Certain creatures of the wild and some shady characters of the criminal kind, have significant crepuscular stalking/ hunting habits. Most owl species tend to be less active during daylight hours, but as dusk approaches, their hunting instincts kick in. Felines also perk up as twilight falls, and stalking their prey becomes a driving imperative. Those clever masked banditos, raccoons, tend to be most active at dusk and further into the night, whilst masked human banditos often ply their nefarious trade as the remains of the day dissolve into the veil of darkness.
Alex McCrae, Van Nuys, California
From: Aimee Scott Peterson (via website comments)
Scabiosa: a lovely flower and member of the honeysuckle family.
Aimee Scott Peterson, Santa Barbara, California
From: Joey Gartell (jgartell rocketfuelinc.com)
Beauty is in the eye of the beholder. I happen to think petrichor is a remarkably beautiful word. An interesting complementary fact: the humidity and high air pressure that precedes a downpour, for which petrichor may be a precursor, heightens the olfactory functions. The smell itself is largely a chemical named geosmin (literally “Earth smell”), amongst other contributory smells we (perhaps mercifully) are unable to detect under normal conditions. I find something rather charming and romantic about the idea that what we are able to smell before rain is not the rain itself, but the world.
Joey Gartell, London, UK
From: Janet Rizvi (janetrizvi gmail.com)
This week you’ve chosen words that sound ugly or clumsy, but mean something pretty or pleasant. I give you a word that’s the exact opposite -- to my ear one of the prettiest words in the language: peristalsis.
Dr Janet Rizvi, Gurgaon, India
From: Russell Lott (russellwlott comcast.net)
Your theme this week reminds me of my personal, and growing, list of “Foods Crying Out For a New Name For Gosh Sakes”. Top of the list are liverwurst and artichoke, followed by horse radish, eggplant, succotash, coddled eggs, head cheese, and several others.
Russell Lott, Hattiesburg, Mississippi
From: Dharam Khalsa (dharamkk2 gmail.com)
Dharam Khalsa, Burlington, North Carolina
From: Robert Jordan (alfiesdad ymail.com)
Robert Jordan, Lampang, Thailand
From: Anu Garg (words at wordsmith.org)
Obsessed with the girl’s pulchritude,
The Donald admires pulchritude
The chef chose a bucolic location
You’ll find in a setting bucolic
Jack and Jill went up the hill to frolic
In a hay field, a scene quite bucolic,
I really do have to be blunt,
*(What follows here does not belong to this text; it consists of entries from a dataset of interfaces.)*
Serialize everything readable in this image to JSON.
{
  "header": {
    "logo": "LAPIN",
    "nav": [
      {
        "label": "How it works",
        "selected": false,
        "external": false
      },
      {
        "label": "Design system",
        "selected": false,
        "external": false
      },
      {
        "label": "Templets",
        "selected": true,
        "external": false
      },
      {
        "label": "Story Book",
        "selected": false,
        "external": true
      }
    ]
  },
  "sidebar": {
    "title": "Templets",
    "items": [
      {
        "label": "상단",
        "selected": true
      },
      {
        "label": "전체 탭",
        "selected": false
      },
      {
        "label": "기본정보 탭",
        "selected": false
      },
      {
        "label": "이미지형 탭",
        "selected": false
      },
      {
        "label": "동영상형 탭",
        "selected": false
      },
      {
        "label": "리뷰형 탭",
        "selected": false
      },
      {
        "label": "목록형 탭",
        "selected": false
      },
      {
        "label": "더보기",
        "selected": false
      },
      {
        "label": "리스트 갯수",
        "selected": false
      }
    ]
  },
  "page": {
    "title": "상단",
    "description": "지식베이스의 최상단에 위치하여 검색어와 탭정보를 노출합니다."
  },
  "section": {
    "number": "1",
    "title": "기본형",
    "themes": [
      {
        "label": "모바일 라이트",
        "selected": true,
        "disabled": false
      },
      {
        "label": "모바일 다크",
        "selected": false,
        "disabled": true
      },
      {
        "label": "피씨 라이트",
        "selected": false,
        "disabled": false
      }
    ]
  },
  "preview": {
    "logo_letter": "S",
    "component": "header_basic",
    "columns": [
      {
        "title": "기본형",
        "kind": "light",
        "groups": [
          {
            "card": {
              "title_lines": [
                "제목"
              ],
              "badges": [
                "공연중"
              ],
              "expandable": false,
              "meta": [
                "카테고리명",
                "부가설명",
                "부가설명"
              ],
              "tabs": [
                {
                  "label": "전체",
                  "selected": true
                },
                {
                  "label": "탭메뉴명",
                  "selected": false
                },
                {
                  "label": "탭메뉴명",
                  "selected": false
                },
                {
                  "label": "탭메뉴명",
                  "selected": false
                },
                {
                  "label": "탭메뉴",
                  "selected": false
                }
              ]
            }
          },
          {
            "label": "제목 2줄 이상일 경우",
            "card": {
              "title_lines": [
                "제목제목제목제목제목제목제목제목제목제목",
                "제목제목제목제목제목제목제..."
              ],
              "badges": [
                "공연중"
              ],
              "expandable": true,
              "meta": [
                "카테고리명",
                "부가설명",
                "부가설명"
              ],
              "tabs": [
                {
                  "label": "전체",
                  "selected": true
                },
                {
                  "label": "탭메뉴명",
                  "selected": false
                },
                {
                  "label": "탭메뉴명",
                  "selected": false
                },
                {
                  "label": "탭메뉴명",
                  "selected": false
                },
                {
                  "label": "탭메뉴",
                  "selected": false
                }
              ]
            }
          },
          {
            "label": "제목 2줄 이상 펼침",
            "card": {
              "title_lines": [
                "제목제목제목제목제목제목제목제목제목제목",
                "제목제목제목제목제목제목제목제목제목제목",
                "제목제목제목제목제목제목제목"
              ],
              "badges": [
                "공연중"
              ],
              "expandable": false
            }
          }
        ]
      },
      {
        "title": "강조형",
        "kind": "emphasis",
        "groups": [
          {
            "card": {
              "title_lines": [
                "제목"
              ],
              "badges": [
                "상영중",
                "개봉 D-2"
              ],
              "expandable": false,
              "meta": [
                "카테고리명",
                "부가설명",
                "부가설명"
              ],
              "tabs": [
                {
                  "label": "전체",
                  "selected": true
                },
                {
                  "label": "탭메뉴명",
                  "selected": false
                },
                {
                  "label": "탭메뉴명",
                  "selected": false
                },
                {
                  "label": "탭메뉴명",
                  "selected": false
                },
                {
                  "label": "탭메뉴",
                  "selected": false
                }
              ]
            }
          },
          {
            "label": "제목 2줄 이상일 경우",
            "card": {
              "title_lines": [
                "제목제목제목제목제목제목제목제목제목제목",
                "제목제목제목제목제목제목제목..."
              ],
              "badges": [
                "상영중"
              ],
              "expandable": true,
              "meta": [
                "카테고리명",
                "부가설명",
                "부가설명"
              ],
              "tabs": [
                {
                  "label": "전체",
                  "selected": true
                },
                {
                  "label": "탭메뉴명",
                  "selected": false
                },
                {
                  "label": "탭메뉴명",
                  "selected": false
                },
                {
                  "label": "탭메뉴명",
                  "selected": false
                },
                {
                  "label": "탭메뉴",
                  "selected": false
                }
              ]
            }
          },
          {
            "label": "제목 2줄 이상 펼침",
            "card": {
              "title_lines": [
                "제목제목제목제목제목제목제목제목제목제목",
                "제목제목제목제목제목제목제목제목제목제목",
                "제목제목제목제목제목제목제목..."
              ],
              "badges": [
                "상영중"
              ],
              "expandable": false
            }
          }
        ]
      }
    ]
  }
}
We’ve elected a president crepuscular
They went for a nice midnight swim.
From: Phil Graham (pgraham1946 cox.net)
The Czech dancer with a cold asked the band to play a pulchritude.
When I need to test my anemometer I take it to degustation.
“That pastoral landscape is NOT from the Hudson River School, regardless of what bucolic.”
Anu, the example pronunciation you gave puissant how they say it in France.
For crepuscular, why dusk no pun dawn on me?
Phil Graham, Tulsa, Oklahoma
From: Gary Moore (garymitchellmoore gmail.com)
I have seen that “adulting” is in the Oxford dictionary now. adulting, n. [mass noun] informal: the practice of behaving in a way characteristic of a responsible adult, especially the accomplishment of mundane but necessary tasks.
How about “Humaning”, n.(mass noun) informal , the practice of behaving like a human being, in contrast with what seems to be expected of us these (post-truth) days.
Gary Moore, Tofino, Canada
A THOUGHT FOR TODAY:Language is a form of human reason, which has its internal logic of which man knows nothing. -Claude Levi-Strauss, anthropologist (1908-2009)